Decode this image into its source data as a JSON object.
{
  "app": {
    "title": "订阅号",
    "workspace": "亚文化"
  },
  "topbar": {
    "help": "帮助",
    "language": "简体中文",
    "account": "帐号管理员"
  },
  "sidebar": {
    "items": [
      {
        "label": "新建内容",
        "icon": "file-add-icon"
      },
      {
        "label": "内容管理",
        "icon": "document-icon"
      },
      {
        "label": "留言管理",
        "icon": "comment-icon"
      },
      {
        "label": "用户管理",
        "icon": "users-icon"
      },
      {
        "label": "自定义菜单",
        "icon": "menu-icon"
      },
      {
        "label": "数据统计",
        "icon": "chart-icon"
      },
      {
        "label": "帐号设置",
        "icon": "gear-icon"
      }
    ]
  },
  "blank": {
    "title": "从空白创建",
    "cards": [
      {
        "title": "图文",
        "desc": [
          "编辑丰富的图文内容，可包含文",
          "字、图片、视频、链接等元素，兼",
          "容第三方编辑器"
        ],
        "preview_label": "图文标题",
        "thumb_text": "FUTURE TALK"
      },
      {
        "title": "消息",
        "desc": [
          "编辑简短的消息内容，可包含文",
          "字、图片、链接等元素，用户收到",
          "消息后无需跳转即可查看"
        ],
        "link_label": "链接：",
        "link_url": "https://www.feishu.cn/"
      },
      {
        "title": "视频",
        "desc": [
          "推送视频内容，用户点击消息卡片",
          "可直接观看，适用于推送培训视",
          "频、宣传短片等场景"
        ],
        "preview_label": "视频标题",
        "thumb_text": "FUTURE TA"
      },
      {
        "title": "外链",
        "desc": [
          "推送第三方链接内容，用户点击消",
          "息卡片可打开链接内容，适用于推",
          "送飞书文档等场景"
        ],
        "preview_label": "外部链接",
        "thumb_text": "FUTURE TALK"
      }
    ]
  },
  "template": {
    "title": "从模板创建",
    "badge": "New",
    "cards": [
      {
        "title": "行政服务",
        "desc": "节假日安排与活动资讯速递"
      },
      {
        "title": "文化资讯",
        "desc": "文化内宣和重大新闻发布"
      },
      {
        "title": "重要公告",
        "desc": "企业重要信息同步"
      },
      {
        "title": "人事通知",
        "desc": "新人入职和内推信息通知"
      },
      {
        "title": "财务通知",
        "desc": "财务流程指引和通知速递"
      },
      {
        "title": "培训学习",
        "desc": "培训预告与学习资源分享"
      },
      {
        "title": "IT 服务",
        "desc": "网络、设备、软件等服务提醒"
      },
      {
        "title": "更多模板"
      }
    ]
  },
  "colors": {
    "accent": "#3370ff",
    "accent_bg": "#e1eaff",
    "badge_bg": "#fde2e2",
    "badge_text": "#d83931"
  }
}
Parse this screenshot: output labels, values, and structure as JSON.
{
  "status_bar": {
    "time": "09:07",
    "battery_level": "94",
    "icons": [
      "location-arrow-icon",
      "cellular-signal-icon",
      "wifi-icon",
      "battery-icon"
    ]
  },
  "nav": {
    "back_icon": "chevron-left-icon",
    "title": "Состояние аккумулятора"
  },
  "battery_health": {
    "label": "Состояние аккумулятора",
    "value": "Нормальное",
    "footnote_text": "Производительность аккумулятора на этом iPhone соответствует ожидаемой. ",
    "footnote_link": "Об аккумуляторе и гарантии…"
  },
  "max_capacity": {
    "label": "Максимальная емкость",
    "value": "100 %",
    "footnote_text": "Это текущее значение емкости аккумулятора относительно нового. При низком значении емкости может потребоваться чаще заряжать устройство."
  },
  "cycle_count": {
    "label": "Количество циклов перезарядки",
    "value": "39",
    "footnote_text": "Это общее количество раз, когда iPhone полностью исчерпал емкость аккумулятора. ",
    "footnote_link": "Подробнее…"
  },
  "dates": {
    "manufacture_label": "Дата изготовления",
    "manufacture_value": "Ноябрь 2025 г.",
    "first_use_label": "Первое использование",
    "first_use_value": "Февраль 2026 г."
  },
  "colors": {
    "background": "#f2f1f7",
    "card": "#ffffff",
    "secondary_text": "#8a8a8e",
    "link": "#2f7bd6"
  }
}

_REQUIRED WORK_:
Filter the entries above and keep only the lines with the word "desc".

_OUTPUT_:
        "desc": [
        "desc": [
        "desc": [
        "desc": [
        "desc": "节假日安排与活动资讯速递"
        "desc": "文化内宣和重大新闻发布"
        "desc": "企业重要信息同步"
        "desc": "新人入职和内推信息通知"
        "desc": "财务流程指引和通知速递"
        "desc": "培训预告与学习资源分享"
        "desc": "网络、设备、软件等服务提醒"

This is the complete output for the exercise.